** TASK DATA **
★ ★ ★ ★

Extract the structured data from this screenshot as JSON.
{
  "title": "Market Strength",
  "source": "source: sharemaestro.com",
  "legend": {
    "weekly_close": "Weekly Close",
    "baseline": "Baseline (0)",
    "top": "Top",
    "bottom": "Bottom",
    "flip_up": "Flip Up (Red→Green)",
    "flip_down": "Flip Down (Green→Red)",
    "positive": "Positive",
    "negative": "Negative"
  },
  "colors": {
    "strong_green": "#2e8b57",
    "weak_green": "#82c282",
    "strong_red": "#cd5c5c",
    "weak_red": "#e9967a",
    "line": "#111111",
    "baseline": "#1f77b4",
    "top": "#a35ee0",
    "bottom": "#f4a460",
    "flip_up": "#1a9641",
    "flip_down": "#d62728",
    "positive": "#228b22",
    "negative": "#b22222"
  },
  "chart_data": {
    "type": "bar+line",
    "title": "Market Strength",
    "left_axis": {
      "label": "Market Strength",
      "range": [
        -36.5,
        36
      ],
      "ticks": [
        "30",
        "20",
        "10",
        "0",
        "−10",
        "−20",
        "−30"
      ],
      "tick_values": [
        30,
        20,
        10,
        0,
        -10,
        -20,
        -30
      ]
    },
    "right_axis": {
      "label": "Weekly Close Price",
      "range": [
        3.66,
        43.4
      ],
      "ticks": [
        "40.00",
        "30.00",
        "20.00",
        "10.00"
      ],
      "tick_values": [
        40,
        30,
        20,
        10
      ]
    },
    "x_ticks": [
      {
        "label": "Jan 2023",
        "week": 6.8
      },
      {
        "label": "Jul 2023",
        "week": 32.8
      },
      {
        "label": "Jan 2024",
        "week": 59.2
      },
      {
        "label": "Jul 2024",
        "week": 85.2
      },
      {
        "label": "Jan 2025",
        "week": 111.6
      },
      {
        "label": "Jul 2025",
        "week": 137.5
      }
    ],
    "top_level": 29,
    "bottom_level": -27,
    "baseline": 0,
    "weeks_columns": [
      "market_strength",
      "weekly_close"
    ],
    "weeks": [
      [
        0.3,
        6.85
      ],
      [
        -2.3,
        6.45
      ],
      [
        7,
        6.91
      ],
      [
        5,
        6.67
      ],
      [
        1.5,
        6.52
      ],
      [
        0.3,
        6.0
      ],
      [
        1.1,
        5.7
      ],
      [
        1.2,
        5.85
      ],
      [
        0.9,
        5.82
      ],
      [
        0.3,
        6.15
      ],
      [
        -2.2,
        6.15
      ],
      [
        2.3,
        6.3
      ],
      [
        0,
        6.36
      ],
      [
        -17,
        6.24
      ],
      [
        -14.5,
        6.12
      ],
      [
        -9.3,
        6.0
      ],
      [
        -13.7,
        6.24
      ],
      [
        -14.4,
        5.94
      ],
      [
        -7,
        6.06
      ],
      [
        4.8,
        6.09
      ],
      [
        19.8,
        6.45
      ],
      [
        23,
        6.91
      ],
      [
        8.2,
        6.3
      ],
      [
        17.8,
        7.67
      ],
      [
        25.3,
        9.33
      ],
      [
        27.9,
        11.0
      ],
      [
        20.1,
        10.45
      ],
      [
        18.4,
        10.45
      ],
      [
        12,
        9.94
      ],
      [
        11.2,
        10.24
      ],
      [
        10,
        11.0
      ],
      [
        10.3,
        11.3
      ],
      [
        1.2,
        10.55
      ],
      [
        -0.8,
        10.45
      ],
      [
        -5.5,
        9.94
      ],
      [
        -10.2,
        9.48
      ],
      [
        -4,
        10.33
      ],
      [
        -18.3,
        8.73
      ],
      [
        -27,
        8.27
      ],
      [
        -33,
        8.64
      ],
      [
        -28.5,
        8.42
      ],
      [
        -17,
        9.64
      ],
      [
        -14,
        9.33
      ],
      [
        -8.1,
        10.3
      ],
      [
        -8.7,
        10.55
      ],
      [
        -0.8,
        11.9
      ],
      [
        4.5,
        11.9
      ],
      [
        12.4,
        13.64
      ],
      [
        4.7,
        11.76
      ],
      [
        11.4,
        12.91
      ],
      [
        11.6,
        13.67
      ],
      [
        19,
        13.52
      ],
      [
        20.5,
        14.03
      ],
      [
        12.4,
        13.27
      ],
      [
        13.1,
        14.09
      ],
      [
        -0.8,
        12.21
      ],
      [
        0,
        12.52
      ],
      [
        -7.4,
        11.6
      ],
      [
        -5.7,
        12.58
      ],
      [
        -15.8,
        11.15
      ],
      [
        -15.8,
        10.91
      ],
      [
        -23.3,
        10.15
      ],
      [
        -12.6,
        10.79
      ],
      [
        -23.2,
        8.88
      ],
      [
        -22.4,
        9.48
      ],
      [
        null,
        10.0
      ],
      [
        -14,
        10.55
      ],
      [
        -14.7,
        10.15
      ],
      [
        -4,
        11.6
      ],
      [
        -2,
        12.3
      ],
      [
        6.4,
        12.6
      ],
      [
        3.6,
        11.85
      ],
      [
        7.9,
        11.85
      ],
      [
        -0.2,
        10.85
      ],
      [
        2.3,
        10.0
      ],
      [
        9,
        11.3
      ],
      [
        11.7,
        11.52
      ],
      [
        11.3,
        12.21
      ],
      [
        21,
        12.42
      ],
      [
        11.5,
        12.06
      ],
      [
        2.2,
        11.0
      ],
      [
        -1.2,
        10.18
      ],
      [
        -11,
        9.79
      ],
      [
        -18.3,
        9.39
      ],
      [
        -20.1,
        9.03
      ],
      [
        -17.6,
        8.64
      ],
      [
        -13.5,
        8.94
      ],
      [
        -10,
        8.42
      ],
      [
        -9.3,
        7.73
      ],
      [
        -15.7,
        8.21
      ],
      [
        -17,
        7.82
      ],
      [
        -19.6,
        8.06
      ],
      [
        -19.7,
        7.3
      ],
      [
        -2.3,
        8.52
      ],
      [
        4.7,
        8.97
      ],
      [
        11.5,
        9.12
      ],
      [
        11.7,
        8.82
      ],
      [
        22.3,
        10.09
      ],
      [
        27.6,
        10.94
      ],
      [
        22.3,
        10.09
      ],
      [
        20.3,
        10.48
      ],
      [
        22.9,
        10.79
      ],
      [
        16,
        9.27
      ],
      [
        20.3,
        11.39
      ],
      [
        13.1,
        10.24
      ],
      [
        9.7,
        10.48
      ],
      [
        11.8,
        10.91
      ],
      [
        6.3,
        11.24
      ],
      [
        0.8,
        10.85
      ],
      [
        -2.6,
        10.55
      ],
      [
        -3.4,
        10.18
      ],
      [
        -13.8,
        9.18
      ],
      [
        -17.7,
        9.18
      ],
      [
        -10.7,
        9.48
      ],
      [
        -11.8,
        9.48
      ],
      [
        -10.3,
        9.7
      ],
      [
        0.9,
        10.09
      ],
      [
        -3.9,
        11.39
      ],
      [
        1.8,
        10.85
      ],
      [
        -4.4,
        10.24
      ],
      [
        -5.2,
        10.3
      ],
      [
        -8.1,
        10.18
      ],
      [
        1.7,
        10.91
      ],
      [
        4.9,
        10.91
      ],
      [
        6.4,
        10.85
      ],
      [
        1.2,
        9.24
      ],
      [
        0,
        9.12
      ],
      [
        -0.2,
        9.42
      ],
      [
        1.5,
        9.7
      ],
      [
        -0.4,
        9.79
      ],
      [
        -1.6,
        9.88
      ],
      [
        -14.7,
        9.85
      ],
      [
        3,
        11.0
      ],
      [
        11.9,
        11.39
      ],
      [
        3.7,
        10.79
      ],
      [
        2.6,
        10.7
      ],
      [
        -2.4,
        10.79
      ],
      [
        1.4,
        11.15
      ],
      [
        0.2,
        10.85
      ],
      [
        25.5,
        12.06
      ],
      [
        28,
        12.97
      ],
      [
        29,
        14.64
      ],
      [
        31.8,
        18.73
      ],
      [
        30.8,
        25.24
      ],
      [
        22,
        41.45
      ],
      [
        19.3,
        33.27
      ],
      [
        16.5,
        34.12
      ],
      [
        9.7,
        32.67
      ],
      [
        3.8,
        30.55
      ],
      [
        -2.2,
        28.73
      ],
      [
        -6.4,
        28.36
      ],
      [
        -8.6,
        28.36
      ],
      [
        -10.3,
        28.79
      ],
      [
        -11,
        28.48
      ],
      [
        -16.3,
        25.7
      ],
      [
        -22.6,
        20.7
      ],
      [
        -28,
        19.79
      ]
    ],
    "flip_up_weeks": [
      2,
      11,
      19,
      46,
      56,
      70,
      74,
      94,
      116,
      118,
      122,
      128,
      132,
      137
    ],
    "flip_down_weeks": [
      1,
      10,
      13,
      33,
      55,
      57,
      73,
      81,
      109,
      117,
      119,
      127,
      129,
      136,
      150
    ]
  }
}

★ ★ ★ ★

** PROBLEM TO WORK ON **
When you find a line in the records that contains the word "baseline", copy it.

** EXERCISE OUTPUT **
    "baseline": "Baseline (0)",
    "baseline": "#1f77b4",
    "baseline": 0,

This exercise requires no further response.